Created By: Bob Hayes, Managing Director and Kathleen Kotwica, Ph.D., EVP and Chief Knowledge Strategist, Security Executive Council
Company reorganizations are a fact of business, and they sometimes bring with them personnel changes at the senior management level. If a previously supportive boss leaves, all of the ground you covered and trust you earned while gaining support for your program may be walking out the door.
Hopefully, you already have a metrics program in place so you can show new senior management an objective view of your program goals and accomplishments. Remember, brief and to-the-point presentations are crucial for this audience.
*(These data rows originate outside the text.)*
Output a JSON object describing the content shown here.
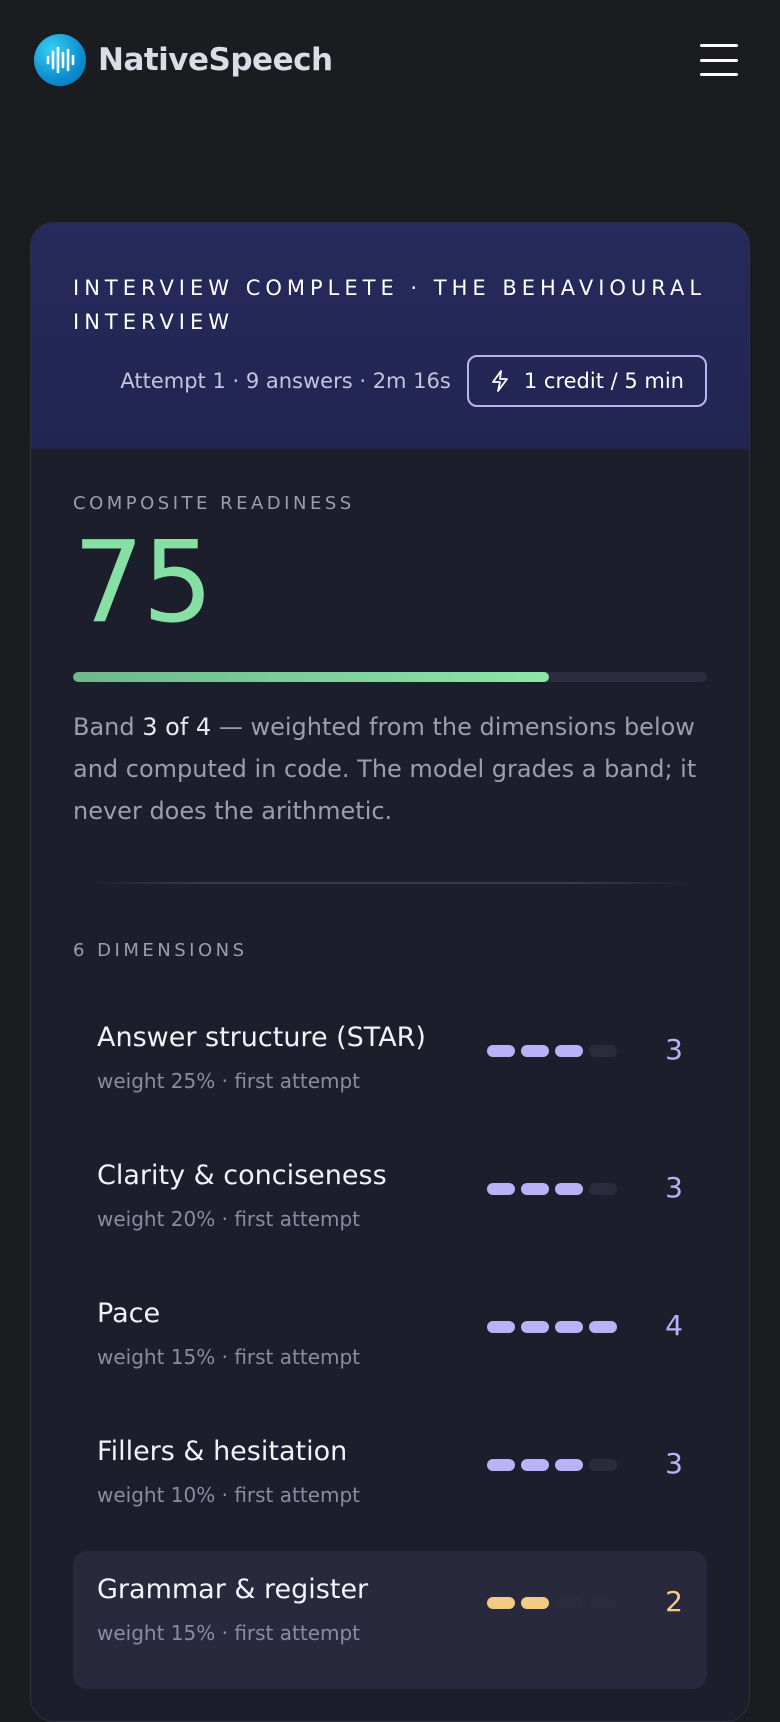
{
  "app": {
    "name": "NativeSpeech"
  },
  "header": {
    "title": "INTERVIEW COMPLETE · THE BEHAVIOURAL INTERVIEW",
    "meta": "Attempt 1 · 9 answers · 2m 16s",
    "credit": "1 credit / 5 min"
  },
  "readiness": {
    "label": "COMPOSITE READINESS",
    "score": "75",
    "progress_fraction": 0.75,
    "band_prefix": "Band ",
    "band_value": "3 of 4",
    "band_suffix": " — weighted from the dimensions below and computed in code. The model grades a band; it never does the arithmetic."
  },
  "dimensions": {
    "label": "6 DIMENSIONS",
    "max_score": 4,
    "items": [
      {
        "name": "Answer structure (STAR)",
        "sub": "weight 25% · first attempt",
        "score": 3
      },
      {
        "name": "Clarity & conciseness",
        "sub": "weight 20% · first attempt",
        "score": 3
      },
      {
        "name": "Pace",
        "sub": "weight 15% · first attempt",
        "score": 4
      },
      {
        "name": "Fillers & hesitation",
        "sub": "weight 10% · first attempt",
        "score": 3
      },
      {
        "name": "Grammar & register",
        "sub": "weight 15% · first attempt",
        "score": 2
      }
    ]
  },
  "colors": {
    "score_green": "#86e0a4",
    "pip_purple": "#b9b2f6",
    "pip_warning": "#f3cb83",
    "header_bg": "#242857",
    "page_bg": "#1b1c20"
  },
  "icons": {
    "logo": "audio-waveform-icon",
    "menu": "hamburger-menu-icon",
    "credit": "lightning-bolt-icon"
  }
}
If you will be reporting to a new boss, there are several questions you should ask yourself. Have you taken steps to educate him or her about your program, the value it brings, and the results you have achieved? Are you able to effectively and quickly communicate the services the organization finds valuable, including the view from your boss' peers? Can you clearly articulate who the primary customers are of each security service? Can you demonstrate how each area of the company (audit, sales, comptroller, marketing, research and development, etc.) utilizes security? Can you demonstrate the cost, head count and results of each program/service?
Get yourself to the place where you can answer “yes” to all of these questions. Then discuss with your new boss what he or she feels should be changed or modified. Consider reinventing or restructuring your security program in a manner that appeals to senior management and establishes it as a crucial partner within the organization.
How well have you been aligning your programs with corporate-level goals?
Do you know how ready your organization is for your security programs? Do they look at them as reducing risk in well-defined areas (e.g., workplace violence or investigations)? Do they view security as a true business partner? Knowing how senior management views security will help you define your programs to meet their current expectations. You can't expect your programs to be accepted (or continually accepted) because they may have worked in the past. You must keep up with the ongoing transformations of the business.
You must also take a hard look at where you are as a security leader. Have you settled into a "maintenance" stance? While it is clear many security departments are currently understaffed and are working with a meager budget, consider the next stage you want to achieve. Try to find a way to keep existing programs well maintained while you build up your capacity to identify and manage emerging issues. If your department is thought of as simply a cost center, when the inevitable business shifts loom, you will surely be in the line of fire.
When corporate restructuring is on the table, take the time to think through your situation and the organizational structure. Then, plan strategies that will eventually get you back to the position of a valued, revenue-enhancing partner of senior management. Look at this as an opportunity to improve your function, build its influence, align it with business goals, and better reduce risk.